Walking into a health food store can be intimidating for a variety of reasons, especially if you are new to “natural health”. The number of different varieties of supplements can be overwhelming if you are not well versed in what certain supplements are used for.
Unfortunately, added to the stress of this, according to some research, now you have to worry not only about what you buy, but whether what you buy actually has what the label says it has inside! A study released earlier this year found that supplements tested from four big box retailers contained little or no trace of the advertised ingredients. Instead, they typically only contained filler products.
Needless to say, to hear this is quite a blow to the credibility of the supplement industry, an industry which already suffers from lack thereof. The supplement industry is not regulated in the same ways the pharmaceutical industry is. For that and other reasons, natural health remedies have always come under fire from the mainstream medical community for being ineffective.
This has not always been without reason. There have been plenty of quacks, snake oil salesmen and charlatans who are always quick to make a buck on supplements that end up proving ineffective, or whose effects may be wildly overstated. Much of the pseudo-science quickly gets debunked. With the advent of the internet, even despite all the misinformation available, it is easy to find good, scientific information on supplements that do work and avoid those that are over-hyped. Regardless, the stigma of supplements as ineffective remains with many doctors and medical professionals.
Supplements are fundamentally different from pharmaceutical grade medicine. Pharmaceutical grade medicines are powerful chemicals that can overpower your body chemistry, or kill pathogenic organisms. And while sometimes they are necessary, they can be deadly when used improperly. Supplements, instead, allow your body to maximize its natural abilities or provide support to your body’s systems. Supplemental effectiveness, however, cannot override bad lifestyle choices, such as diet, sedentariness, or lack of sleep. Conversely, supplements’ effects are compounded when used in tandem with proper diet, exercise and rest.
That said, you still have to be sure that what you are buying is what you are getting.
Walking into a a big box retailer and buying the first thing you see may not be the best way to shop for supplements; if you’ve experienced less than stellar results with supplements, you may simply be buying supplements that do not contain what they say they contain. Do research on the companies whose supplements you buy. Ask companies about their methods or where they source their ingredients. Ask for independent lab results verifying the contents of their supplements. Many purveyors will be happy to provide you that information, because they stand by their products.
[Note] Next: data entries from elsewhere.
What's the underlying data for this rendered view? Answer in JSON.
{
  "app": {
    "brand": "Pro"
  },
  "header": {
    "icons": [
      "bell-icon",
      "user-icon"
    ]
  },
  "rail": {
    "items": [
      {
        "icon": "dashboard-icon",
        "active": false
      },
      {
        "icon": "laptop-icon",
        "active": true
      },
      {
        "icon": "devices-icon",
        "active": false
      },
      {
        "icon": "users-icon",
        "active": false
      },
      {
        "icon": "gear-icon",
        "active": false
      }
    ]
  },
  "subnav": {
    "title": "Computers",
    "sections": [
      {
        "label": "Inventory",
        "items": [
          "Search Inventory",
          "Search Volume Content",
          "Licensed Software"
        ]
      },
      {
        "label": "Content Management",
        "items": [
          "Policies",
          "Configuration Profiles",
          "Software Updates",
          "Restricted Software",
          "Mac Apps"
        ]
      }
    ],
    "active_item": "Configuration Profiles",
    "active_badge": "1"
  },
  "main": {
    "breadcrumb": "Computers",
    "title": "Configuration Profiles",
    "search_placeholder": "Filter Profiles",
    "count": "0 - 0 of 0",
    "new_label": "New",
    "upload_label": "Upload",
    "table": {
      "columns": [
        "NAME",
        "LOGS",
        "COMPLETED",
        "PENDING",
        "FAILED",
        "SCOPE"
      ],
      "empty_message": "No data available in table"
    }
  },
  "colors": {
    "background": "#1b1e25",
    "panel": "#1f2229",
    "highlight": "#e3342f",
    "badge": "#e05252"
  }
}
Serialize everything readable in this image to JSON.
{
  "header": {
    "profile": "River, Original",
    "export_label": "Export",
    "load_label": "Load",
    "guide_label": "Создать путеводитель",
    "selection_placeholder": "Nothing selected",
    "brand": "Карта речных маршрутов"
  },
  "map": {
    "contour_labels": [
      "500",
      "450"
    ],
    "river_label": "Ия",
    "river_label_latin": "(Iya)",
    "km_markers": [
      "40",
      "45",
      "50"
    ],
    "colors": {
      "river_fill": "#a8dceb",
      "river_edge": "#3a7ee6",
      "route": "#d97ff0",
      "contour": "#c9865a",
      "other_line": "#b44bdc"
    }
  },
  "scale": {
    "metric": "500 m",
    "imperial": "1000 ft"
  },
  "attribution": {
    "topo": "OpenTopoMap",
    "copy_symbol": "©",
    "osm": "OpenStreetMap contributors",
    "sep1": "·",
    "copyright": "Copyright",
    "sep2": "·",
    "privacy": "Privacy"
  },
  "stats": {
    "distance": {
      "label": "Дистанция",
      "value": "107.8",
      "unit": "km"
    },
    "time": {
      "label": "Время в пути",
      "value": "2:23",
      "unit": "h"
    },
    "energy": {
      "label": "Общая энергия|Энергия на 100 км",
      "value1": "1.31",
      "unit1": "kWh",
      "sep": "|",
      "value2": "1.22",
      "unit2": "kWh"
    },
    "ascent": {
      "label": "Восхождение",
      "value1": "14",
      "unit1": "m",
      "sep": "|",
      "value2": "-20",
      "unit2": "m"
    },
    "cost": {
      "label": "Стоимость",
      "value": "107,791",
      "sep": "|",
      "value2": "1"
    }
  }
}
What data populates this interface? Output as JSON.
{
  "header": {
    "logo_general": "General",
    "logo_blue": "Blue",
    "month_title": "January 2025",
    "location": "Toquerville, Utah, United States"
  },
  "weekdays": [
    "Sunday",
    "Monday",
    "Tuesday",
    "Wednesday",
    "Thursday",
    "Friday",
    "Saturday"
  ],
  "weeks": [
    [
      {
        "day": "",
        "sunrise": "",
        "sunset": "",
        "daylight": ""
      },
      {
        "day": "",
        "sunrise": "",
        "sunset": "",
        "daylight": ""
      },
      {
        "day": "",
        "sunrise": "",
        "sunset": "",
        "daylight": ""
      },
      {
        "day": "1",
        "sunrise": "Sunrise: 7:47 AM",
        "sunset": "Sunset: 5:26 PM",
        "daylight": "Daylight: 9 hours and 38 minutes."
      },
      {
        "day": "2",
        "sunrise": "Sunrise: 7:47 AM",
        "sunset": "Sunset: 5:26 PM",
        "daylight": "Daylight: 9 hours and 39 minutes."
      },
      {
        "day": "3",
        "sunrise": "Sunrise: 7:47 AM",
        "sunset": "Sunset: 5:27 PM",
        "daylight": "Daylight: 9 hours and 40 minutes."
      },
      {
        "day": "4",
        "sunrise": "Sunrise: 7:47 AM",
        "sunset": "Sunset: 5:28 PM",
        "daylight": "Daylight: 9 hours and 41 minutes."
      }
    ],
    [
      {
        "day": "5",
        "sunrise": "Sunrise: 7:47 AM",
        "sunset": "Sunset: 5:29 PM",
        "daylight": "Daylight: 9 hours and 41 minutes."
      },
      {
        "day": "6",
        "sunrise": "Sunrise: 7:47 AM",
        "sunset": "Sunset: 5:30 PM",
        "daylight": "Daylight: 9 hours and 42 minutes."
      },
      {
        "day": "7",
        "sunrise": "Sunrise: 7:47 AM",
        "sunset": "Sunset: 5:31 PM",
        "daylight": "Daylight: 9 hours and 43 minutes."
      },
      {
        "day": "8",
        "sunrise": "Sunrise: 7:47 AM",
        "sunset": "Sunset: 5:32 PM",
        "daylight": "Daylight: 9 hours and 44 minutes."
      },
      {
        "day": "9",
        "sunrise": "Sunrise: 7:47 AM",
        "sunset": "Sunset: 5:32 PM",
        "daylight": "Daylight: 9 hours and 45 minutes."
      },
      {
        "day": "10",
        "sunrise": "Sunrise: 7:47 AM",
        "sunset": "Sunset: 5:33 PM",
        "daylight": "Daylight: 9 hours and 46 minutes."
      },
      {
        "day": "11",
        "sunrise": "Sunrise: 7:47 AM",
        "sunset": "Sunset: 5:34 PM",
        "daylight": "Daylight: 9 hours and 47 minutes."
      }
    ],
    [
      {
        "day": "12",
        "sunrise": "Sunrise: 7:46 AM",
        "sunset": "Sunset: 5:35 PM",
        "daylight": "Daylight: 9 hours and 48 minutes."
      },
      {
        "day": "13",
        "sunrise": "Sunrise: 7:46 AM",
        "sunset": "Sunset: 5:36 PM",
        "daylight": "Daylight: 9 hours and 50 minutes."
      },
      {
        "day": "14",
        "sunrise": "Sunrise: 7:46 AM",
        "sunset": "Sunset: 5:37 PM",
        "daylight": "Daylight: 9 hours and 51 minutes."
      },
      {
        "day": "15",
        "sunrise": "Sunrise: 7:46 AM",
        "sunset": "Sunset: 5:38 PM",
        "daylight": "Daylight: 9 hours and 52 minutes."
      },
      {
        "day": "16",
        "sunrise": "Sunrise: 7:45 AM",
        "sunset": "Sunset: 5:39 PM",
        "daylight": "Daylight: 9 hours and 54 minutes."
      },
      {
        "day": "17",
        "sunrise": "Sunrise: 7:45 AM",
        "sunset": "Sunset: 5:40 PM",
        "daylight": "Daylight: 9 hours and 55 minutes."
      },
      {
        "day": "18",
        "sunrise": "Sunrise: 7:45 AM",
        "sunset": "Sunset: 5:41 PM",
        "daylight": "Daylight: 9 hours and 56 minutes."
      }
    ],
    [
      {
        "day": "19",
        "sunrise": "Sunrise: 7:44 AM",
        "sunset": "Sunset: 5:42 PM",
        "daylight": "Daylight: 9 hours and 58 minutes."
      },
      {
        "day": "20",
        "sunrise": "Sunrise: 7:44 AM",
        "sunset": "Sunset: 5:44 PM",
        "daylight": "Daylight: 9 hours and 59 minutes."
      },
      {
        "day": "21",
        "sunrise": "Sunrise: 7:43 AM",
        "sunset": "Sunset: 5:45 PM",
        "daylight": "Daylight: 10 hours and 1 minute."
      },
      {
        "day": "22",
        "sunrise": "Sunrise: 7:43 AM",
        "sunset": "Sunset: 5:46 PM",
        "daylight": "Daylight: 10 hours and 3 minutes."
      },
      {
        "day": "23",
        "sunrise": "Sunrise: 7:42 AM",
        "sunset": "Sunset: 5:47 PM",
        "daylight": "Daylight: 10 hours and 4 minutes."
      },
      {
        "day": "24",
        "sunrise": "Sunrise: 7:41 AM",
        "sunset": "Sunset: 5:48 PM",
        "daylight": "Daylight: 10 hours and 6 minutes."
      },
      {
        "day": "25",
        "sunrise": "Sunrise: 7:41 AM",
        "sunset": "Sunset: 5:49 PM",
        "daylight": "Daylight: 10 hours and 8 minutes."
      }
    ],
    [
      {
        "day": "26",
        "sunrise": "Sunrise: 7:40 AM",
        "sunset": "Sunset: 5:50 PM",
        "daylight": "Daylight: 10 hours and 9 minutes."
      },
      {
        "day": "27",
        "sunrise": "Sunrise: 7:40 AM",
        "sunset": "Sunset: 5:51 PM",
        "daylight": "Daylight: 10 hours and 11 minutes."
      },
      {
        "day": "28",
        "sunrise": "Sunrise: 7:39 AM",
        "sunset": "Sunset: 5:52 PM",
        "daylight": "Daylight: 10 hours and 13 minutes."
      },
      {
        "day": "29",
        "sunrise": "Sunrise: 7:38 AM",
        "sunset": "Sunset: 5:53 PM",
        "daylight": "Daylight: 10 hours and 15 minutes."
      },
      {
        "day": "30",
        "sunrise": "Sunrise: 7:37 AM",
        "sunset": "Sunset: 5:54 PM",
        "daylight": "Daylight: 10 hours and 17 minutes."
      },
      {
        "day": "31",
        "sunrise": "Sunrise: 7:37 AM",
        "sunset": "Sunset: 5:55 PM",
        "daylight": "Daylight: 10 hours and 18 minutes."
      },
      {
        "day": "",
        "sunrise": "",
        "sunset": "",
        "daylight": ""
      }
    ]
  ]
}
If they are reticent to provide that information, look elsewhere for your supplements.
A Note on Sponsors of KTC: All of the sponsors of Know the Cause are vetted so that we can ensure you are always getting the highest quality supplements available. The sponsors of this site and show must meet certain standards of quality and maintain a level of integrity as a company in order to sponsor or advertise with Know the Cause; we do this so that our viewers and readers can rest assured that they are getting what they buy and that what they buy is effective.